Transatlantic slavery, just like the abolition movements, affected every space and community in Britain, from Cornwall to the Clyde, from dockyard alehouses to country estates. Today, its financial, architectural and societal legacies remain, scattered across the country in museums and memorials, philanthropic institutions and civic buildings, empty spaces and unmarked graves. Just as they did in the eighteenth and nineteenth centuries, British people continue to make sense of this ‘national sin’ by looking close to home, drawing on local histories and myths to negotiate their relationship to the distant horrors of the ‘Middle Passage’, and the Caribbean plantation. This collection brings together localised case studies of Britain’s history and memory of its involvement in the transatlantic slave trade, and slavery. Co-editor Ryan Hanley (History, University of Oxford) joins an expert panel to discuss these essays, ranging in focus from eighteenth-century Liverpool to twenty-first-century rural Cambridgeshire, from racist ideologues to Methodist preachers, examining how transatlantic slavery impacted on, and continues to impact, people and places across Britain.
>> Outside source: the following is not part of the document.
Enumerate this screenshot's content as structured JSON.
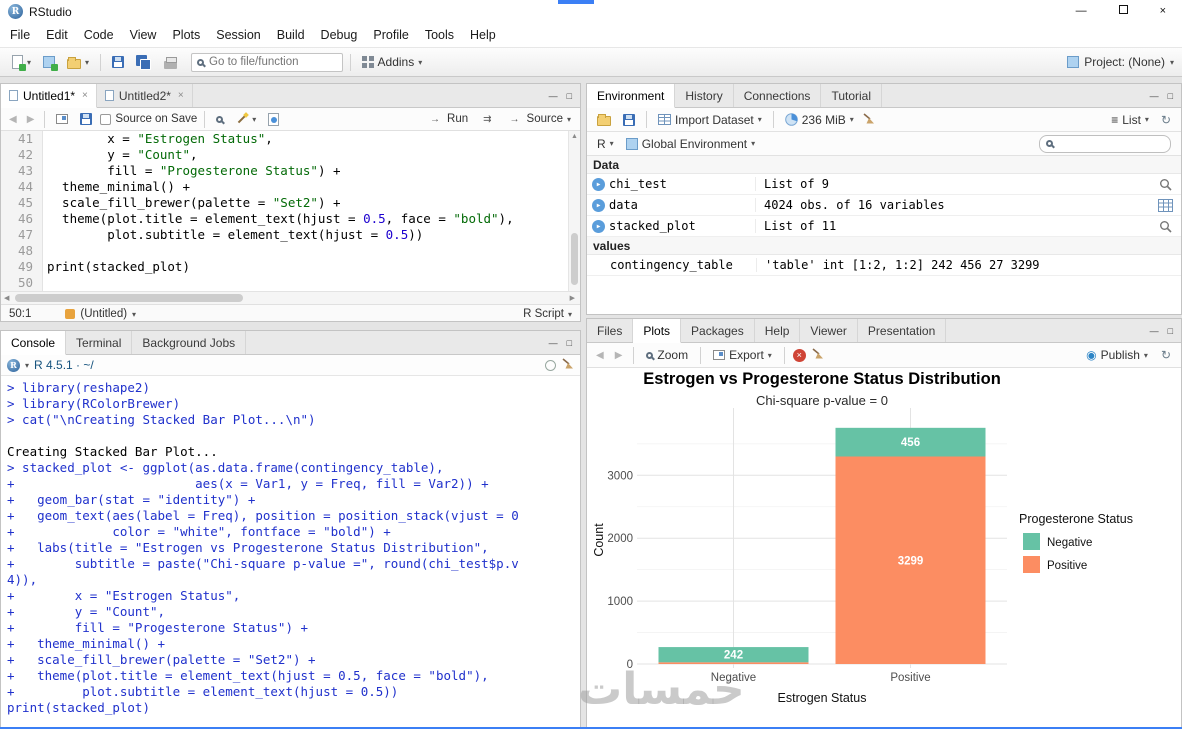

Ryan will be joined by:
Bob Harris (British History, University of Oxford)
Padraic Scanlan (International History, LSE)
This event will be chaired by Sebabatso Manoeli (African History, University of Oxford)
Free and all welcome. Lunch will be available from 12.30, with discussion from 13.00-14.00.
Please click here to book your seat.
Part of Book at Lunchtime, a fortnightly series of bite size book discussions, with commentators from a range of disciplines.